We had some delicious beets for dinner one night, when I got a wonderful, awful idea. Why should I throw out all that wonderful beet juice when it would make the PERFECT STUBBORN STAIN?

Beet Stains

My husband said it looked like the SoftBums pod had been used for some afterbirth cleanup. And so it did. Now you know why they use blue dye in all the diaper and feminine product demonstrations!

After a couple of washes, I was really excited about how good and stained it was. Hard to believe this is a brand-new pod. Beet stains; who knew?!

Stained pod

I soaked one end of the pod in oxygen bleach and the other end in chlorine bleach for two hours. I love oxygen bleach, so I was really pulling for it to do an equally good job as the chlorine bleach!  Oxygen vs Chlorine Bleach

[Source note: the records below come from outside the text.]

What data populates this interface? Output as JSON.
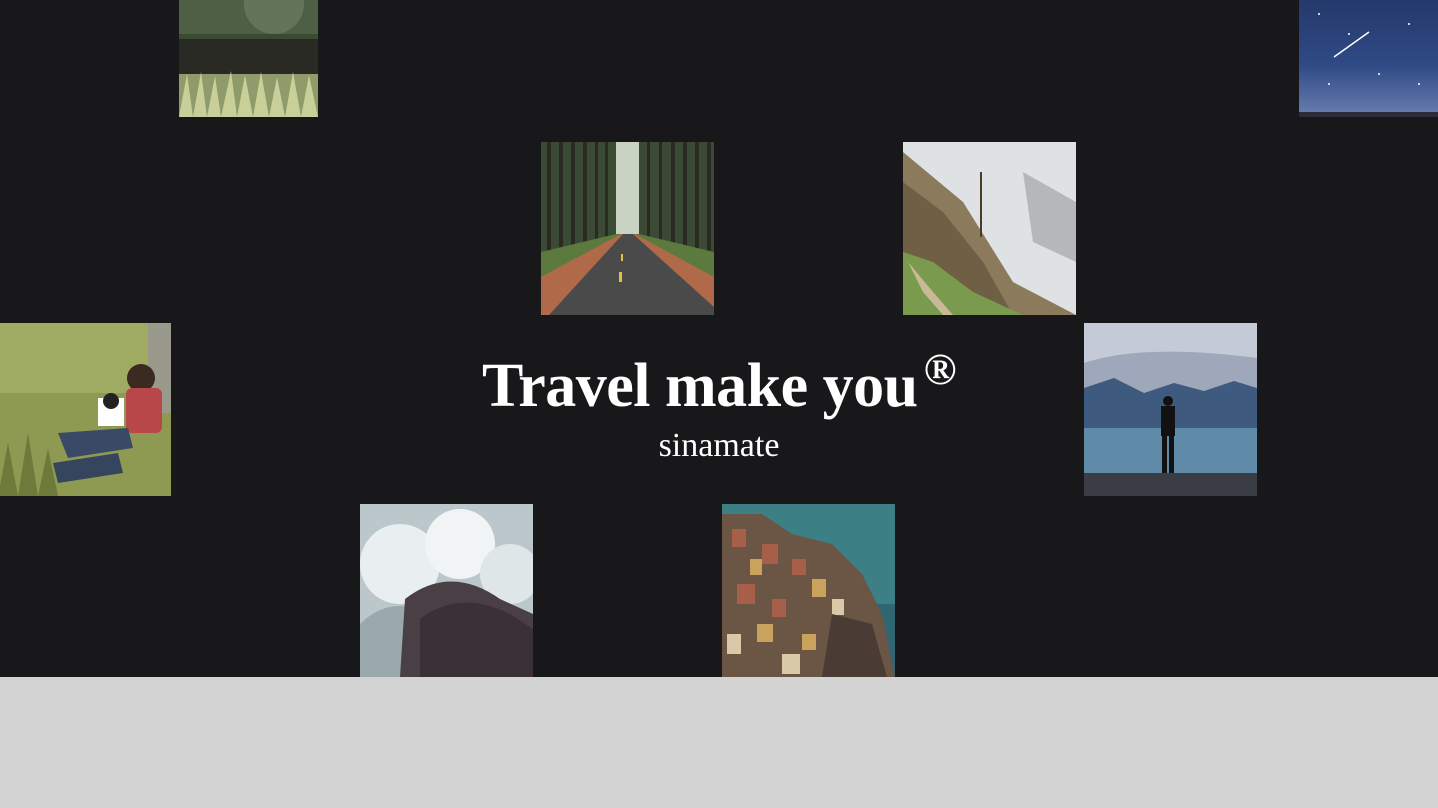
{
  "hero": {
    "title": "Travel make you",
    "title_mark": "®",
    "subtitle": "sinamate"
  },
  "colors": {
    "hero_background": "#18181a",
    "page_background": "#d3d3d3",
    "text": "#ffffff"
  },
  "gallery": [
    {
      "name": "grass-photo"
    },
    {
      "name": "starry-sky-photo"
    },
    {
      "name": "forest-road-photo"
    },
    {
      "name": "misty-forest-photo"
    },
    {
      "name": "man-reading-in-grass-photo"
    },
    {
      "name": "person-by-lake-photo"
    },
    {
      "name": "crashing-waves-photo"
    },
    {
      "name": "cliffside-village-photo"
    }
  ]
}
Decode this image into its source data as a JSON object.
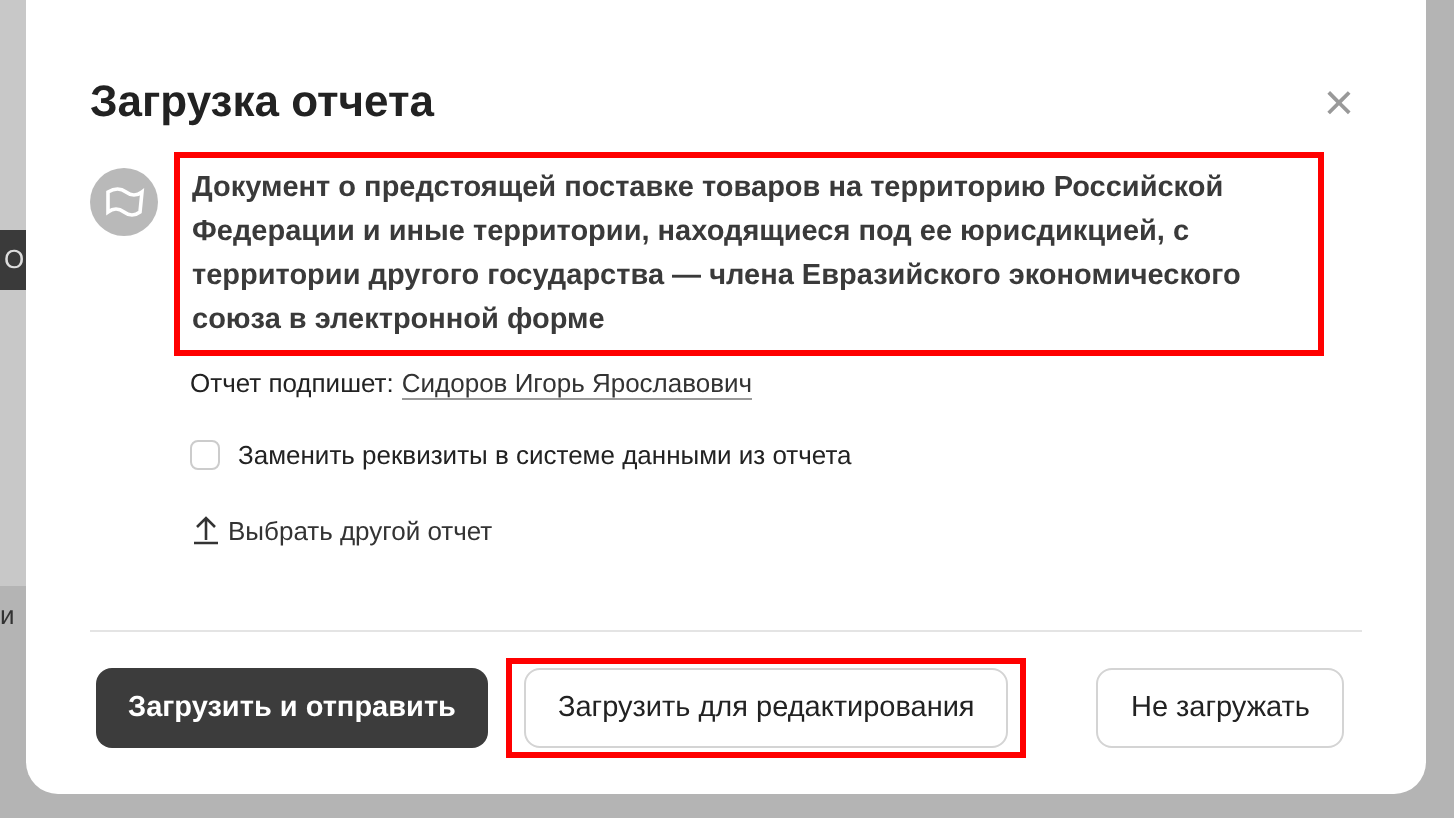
{
  "background_fragments": [
    {
      "text": "О",
      "kind": "dark"
    },
    {
      "text": "и",
      "kind": "light"
    }
  ],
  "dialog": {
    "title": "Загрузка отчета",
    "close": "×",
    "description": {
      "text": "Документ о предстоящей поставке товаров на территорию Российской Федерации и иные территории, находящиеся под ее юрисдикцией, с территории другого государства — члена Евразийского экономического союза в электронной форме",
      "highlighted": true
    },
    "signer_label": "Отчет подпишет:",
    "signer_name": "Сидоров Игорь Ярославович",
    "checkbox": {
      "label": "Заменить реквизиты в системе данными из отчета",
      "checked": false
    },
    "choose_other": "Выбрать другой отчет",
    "buttons": [
      {
        "label": "Загрузить и отправить",
        "kind": "primary",
        "highlighted": false
      },
      {
        "label": "Загрузить для редактирования",
        "kind": "secondary",
        "highlighted": true
      },
      {
        "label": "Не загружать",
        "kind": "secondary",
        "highlighted": false
      }
    ]
  }
}
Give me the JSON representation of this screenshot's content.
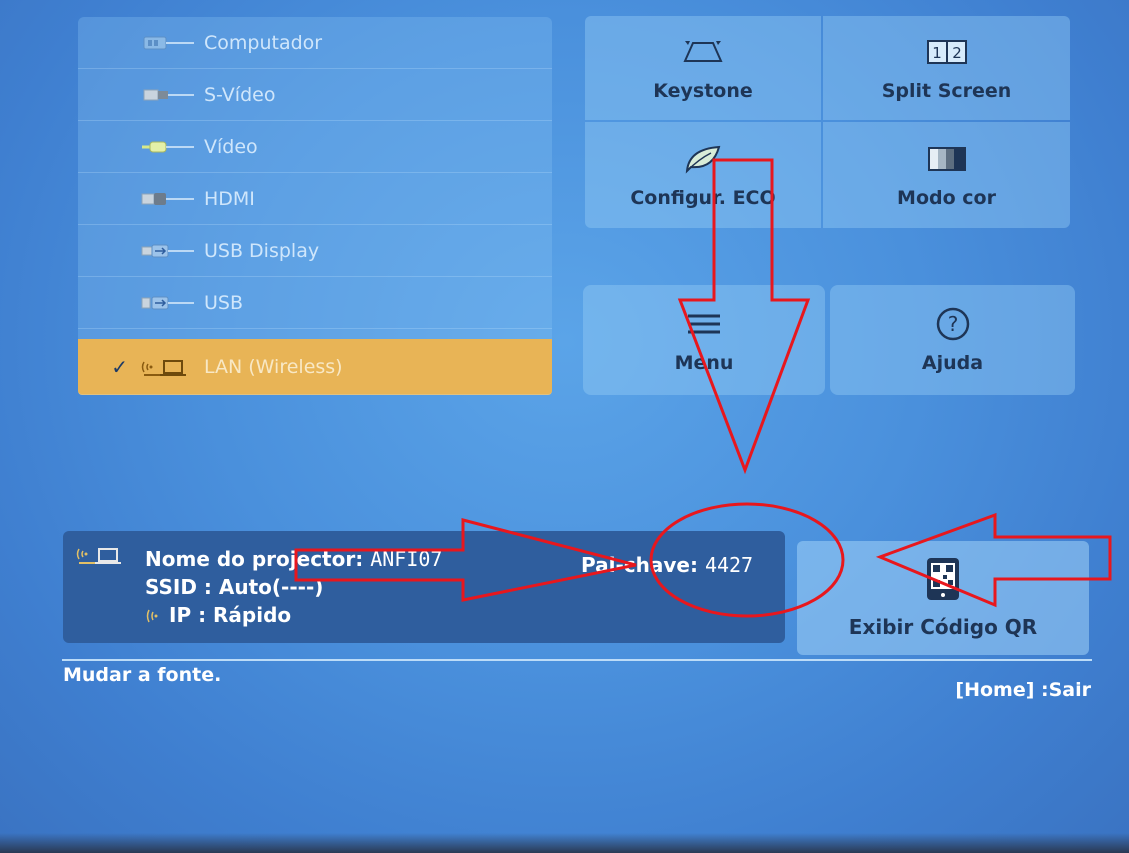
{
  "sources": [
    {
      "label": "Computador",
      "icon": "vga-connector-icon",
      "selected": false
    },
    {
      "label": "S-Vídeo",
      "icon": "svideo-connector-icon",
      "selected": false
    },
    {
      "label": "Vídeo",
      "icon": "rca-connector-icon",
      "selected": false
    },
    {
      "label": "HDMI",
      "icon": "hdmi-connector-icon",
      "selected": false
    },
    {
      "label": "USB Display",
      "icon": "usb-display-icon",
      "selected": false
    },
    {
      "label": "USB",
      "icon": "usb-icon",
      "selected": false
    },
    {
      "label": "LAN (Wireless)",
      "icon": "wireless-lan-icon",
      "selected": true,
      "check": "✓"
    }
  ],
  "tiles": {
    "keystone": "Keystone",
    "split_screen": "Split Screen",
    "split_glyph_1": "1",
    "split_glyph_2": "2",
    "eco": "Configur. ECO",
    "color_mode": "Modo cor",
    "menu": "Menu",
    "help": "Ajuda",
    "help_glyph": "?"
  },
  "info": {
    "projector_name_label": "Nome do projector:",
    "projector_name_value": "ANFI07",
    "passkey_label": "Pal-chave:",
    "passkey_value": "4427",
    "ssid_label": "SSID :",
    "ssid_value": "Auto(----)",
    "ip_label": "IP :",
    "ip_value": "Rápido"
  },
  "qr_button": "Exibir Código QR",
  "status_text": "Mudar a fonte.",
  "exit_hint": "[Home] :Sair",
  "colors": {
    "background": "#4a90dc",
    "selected": "#e8b456",
    "info_panel": "#2f5e9e",
    "annotation": "#e8171d"
  }
}
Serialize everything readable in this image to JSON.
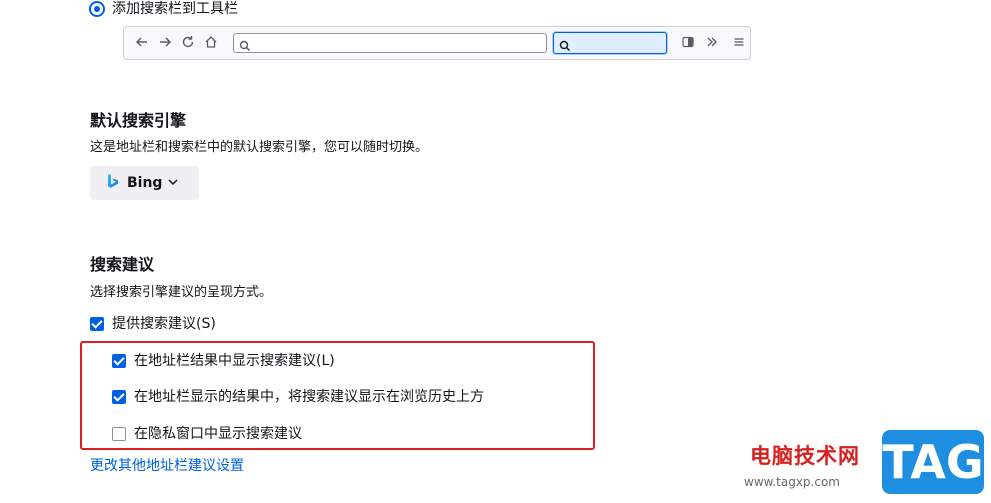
{
  "toolbar_option": {
    "label": "添加搜索栏到工具栏",
    "selected": true
  },
  "toolbar_preview": {
    "icons": [
      "back-arrow-icon",
      "forward-arrow-icon",
      "reload-icon",
      "home-icon",
      "search-icon",
      "sidebar-icon",
      "overflow-chevrons-icon",
      "hamburger-menu-icon"
    ]
  },
  "default_engine": {
    "title": "默认搜索引擎",
    "description": "这是地址栏和搜索栏中的默认搜索引擎，您可以随时切换。",
    "selected_engine": "Bing",
    "engine_icon": "bing-logo-icon"
  },
  "suggestions": {
    "title": "搜索建议",
    "description": "选择搜索引擎建议的呈现方式。",
    "provide_label": "提供搜索建议(S)",
    "provide_checked": true,
    "options": [
      {
        "label": "在地址栏结果中显示搜索建议(L)",
        "checked": true
      },
      {
        "label": "在地址栏显示的结果中，将搜索建议显示在浏览历史上方",
        "checked": true
      },
      {
        "label": "在隐私窗口中显示搜索建议",
        "checked": false
      }
    ],
    "link": "更改其他地址栏建议设置"
  },
  "watermark": {
    "text": "电脑技术网",
    "url": "www.tagxp.com",
    "logo": "TAG"
  },
  "colors": {
    "accent": "#0061e0",
    "highlight_border": "#e02020"
  }
}
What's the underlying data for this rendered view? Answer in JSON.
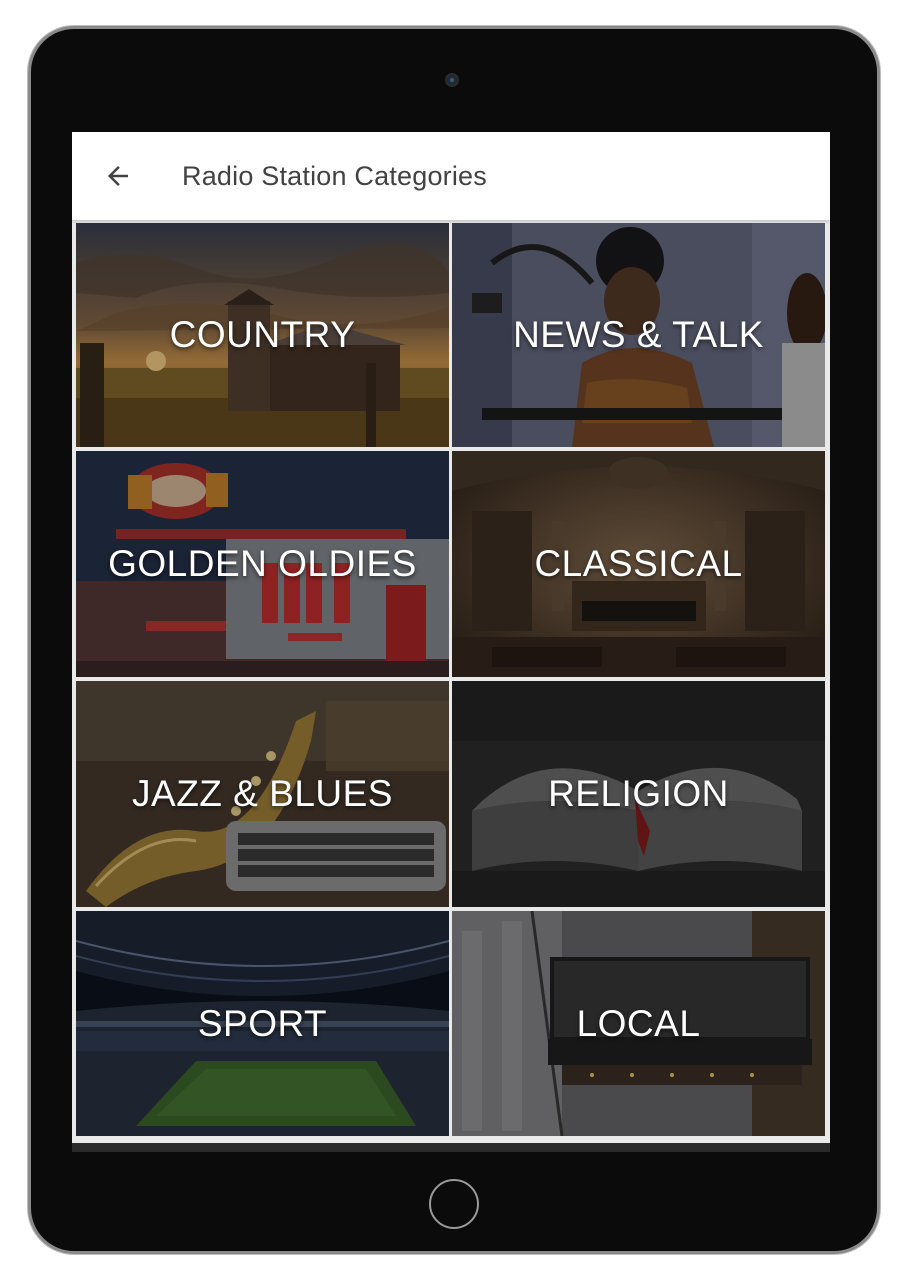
{
  "app_bar": {
    "back_icon": "arrow-back-icon",
    "title": "Radio Station Categories"
  },
  "categories": [
    {
      "label": "COUNTRY",
      "image": "farm-barn-sunset"
    },
    {
      "label": "NEWS & TALK",
      "image": "radio-host-microphone"
    },
    {
      "label": "GOLDEN OLDIES",
      "image": "retro-diner"
    },
    {
      "label": "CLASSICAL",
      "image": "concert-hall-orchestra"
    },
    {
      "label": "JAZZ & BLUES",
      "image": "saxophone-typewriter"
    },
    {
      "label": "RELIGION",
      "image": "open-book"
    },
    {
      "label": "SPORT",
      "image": "stadium"
    },
    {
      "label": "LOCAL",
      "image": "local-marquee-sign"
    }
  ],
  "theme": {
    "app_bar_bg": "#ffffff",
    "title_color": "#424242",
    "tile_text": "#ffffff"
  }
}
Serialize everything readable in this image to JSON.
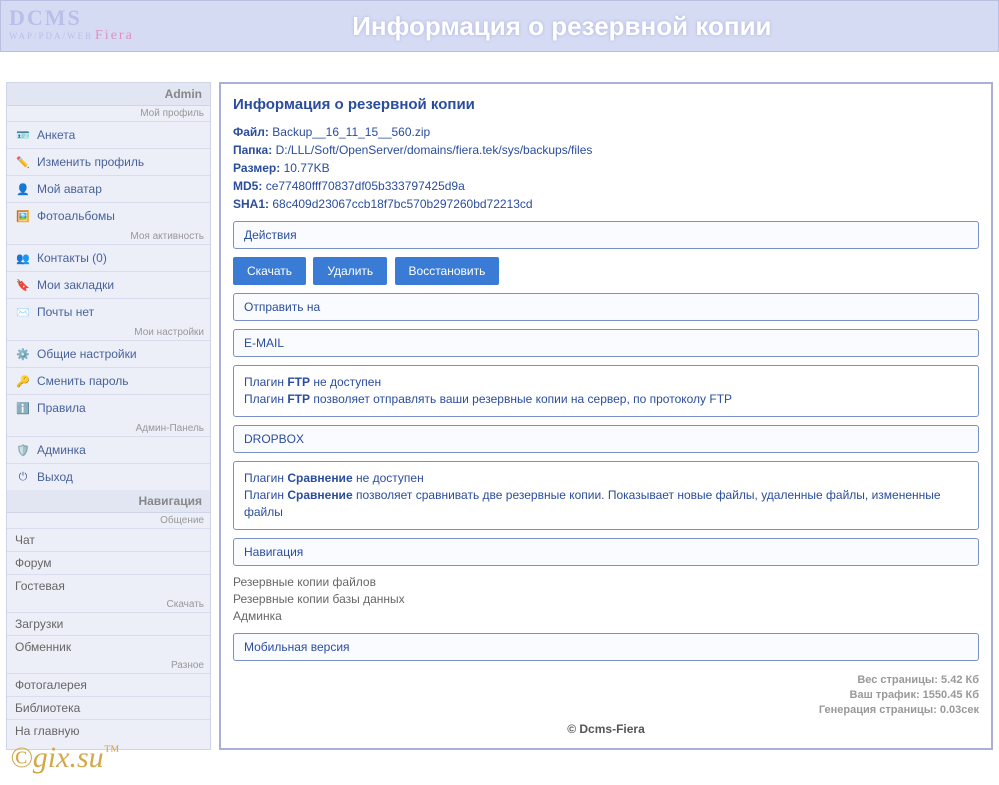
{
  "header": {
    "logo_top": "DCMS",
    "logo_bot": "WAP/PDA/WEB",
    "logo_fiera": "Fiera",
    "title": "Информация о резервной копии"
  },
  "sidebar": {
    "admin_header": "Admin",
    "sub_profile": "Мой профиль",
    "items_profile": [
      {
        "icon": "card",
        "label": "Анкета"
      },
      {
        "icon": "edit",
        "label": "Изменить профиль"
      },
      {
        "icon": "avatar",
        "label": "Мой аватар"
      },
      {
        "icon": "photo",
        "label": "Фотоальбомы"
      }
    ],
    "sub_activity": "Моя активность",
    "items_activity": [
      {
        "icon": "contact",
        "label": "Контакты (0)"
      },
      {
        "icon": "bookmark",
        "label": "Мои закладки"
      },
      {
        "icon": "mail",
        "label": "Почты нет"
      }
    ],
    "sub_settings": "Мои настройки",
    "items_settings": [
      {
        "icon": "gear",
        "label": "Общие настройки"
      },
      {
        "icon": "key",
        "label": "Сменить пароль"
      },
      {
        "icon": "info",
        "label": "Правила"
      }
    ],
    "sub_adminpanel": "Админ-Панель",
    "items_adminpanel": [
      {
        "icon": "admin",
        "label": "Админка"
      },
      {
        "icon": "power",
        "label": "Выход"
      }
    ],
    "nav_header": "Навигация",
    "sub_chat": "Общение",
    "items_chat": [
      "Чат",
      "Форум",
      "Гостевая"
    ],
    "sub_download": "Скачать",
    "items_download": [
      "Загрузки",
      "Обменник"
    ],
    "sub_misc": "Разное",
    "items_misc": [
      "Фотогалерея",
      "Библиотека",
      "На главную"
    ]
  },
  "content": {
    "title": "Информация о резервной копии",
    "file_label": "Файл:",
    "file_value": "Backup__16_11_15__560.zip",
    "folder_label": "Папка:",
    "folder_value": "D:/LLL/Soft/OpenServer/domains/fiera.tek/sys/backups/files",
    "size_label": "Размер:",
    "size_value": "10.77KB",
    "md5_label": "MD5:",
    "md5_value": "ce77480fff70837df05b333797425d9a",
    "sha1_label": "SHA1:",
    "sha1_value": "68c409d23067ccb18f7bc570b297260bd72213cd",
    "actions_title": "Действия",
    "btn_download": "Скачать",
    "btn_delete": "Удалить",
    "btn_restore": "Восстановить",
    "send_to": "Отправить на",
    "email": "E-MAIL",
    "ftp_line1_a": "Плагин ",
    "ftp_line1_b": "FTP",
    "ftp_line1_c": " не доступен",
    "ftp_line2_a": "Плагин ",
    "ftp_line2_b": "FTP",
    "ftp_line2_c": " позволяет отправлять ваши резервные копии на сервер, по протоколу FTP",
    "dropbox": "DROPBOX",
    "cmp_line1_a": "Плагин ",
    "cmp_line1_b": "Сравнение",
    "cmp_line1_c": " не доступен",
    "cmp_line2_a": "Плагин ",
    "cmp_line2_b": "Сравнение",
    "cmp_line2_c": " позволяет сравнивать две резервные копии. Показывает новые файлы, удаленные файлы, измененные файлы",
    "nav_title": "Навигация",
    "nav_links": [
      "Резервные копии файлов",
      "Резервные копии базы данных",
      "Админка"
    ],
    "mobile": "Мобильная версия",
    "stat_weight": "Вес страницы: 5.42 Кб",
    "stat_traffic": "Ваш трафик: 1550.45 Кб",
    "stat_gen": "Генерация страницы: 0.03сек",
    "copyright": "© Dcms-Fiera"
  },
  "watermark": "©gix.su™",
  "icons": {
    "card": "🪪",
    "edit": "✏️",
    "avatar": "👤",
    "photo": "🖼️",
    "contact": "👥",
    "bookmark": "🔖",
    "mail": "✉️",
    "gear": "⚙️",
    "key": "🔑",
    "info": "ℹ️",
    "admin": "🛡️",
    "power": "⏻"
  }
}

Good thing I didn’t put any money on this bet. The chlorine bleach-soaked end of the pod was a beautiful white, while the oxygen bleach-soaked end remained quite dingy. There you have it – if you have a really stubborn stain, go for the big guns! Oxygen vs Chlorine Bleach Test

TL;DR Version (“Too Long; Didn’t Read”)

  • Boiling the bamboo pod was just as effective as washing & drying it three times, but I’m not converted to boiling.
  • Vinegar and borax are on opposite ends of the pH scale, so both could be harsh for your diapers. However, 36 hours of each didn’t harm my SoftBums Omni Shell, so if you’ve been using these products on elastic and PUL, you may not see immediate signs of damage. I’d recommend using products like that on inserts only.
  • For tough stains, chlorine bleach is much more effective than oxygen bleach. However, it is highly alkaline, so use it only when necessary (and again, I’d recommend keeping it away from elastic and PUL).

Are you intrigued by the SoftBums’ “Slide2Size” toggle elastic system? You should be! It’s the coolest thing I’ve seen all week. Coming up tomorrow – a SoftBums giveaway!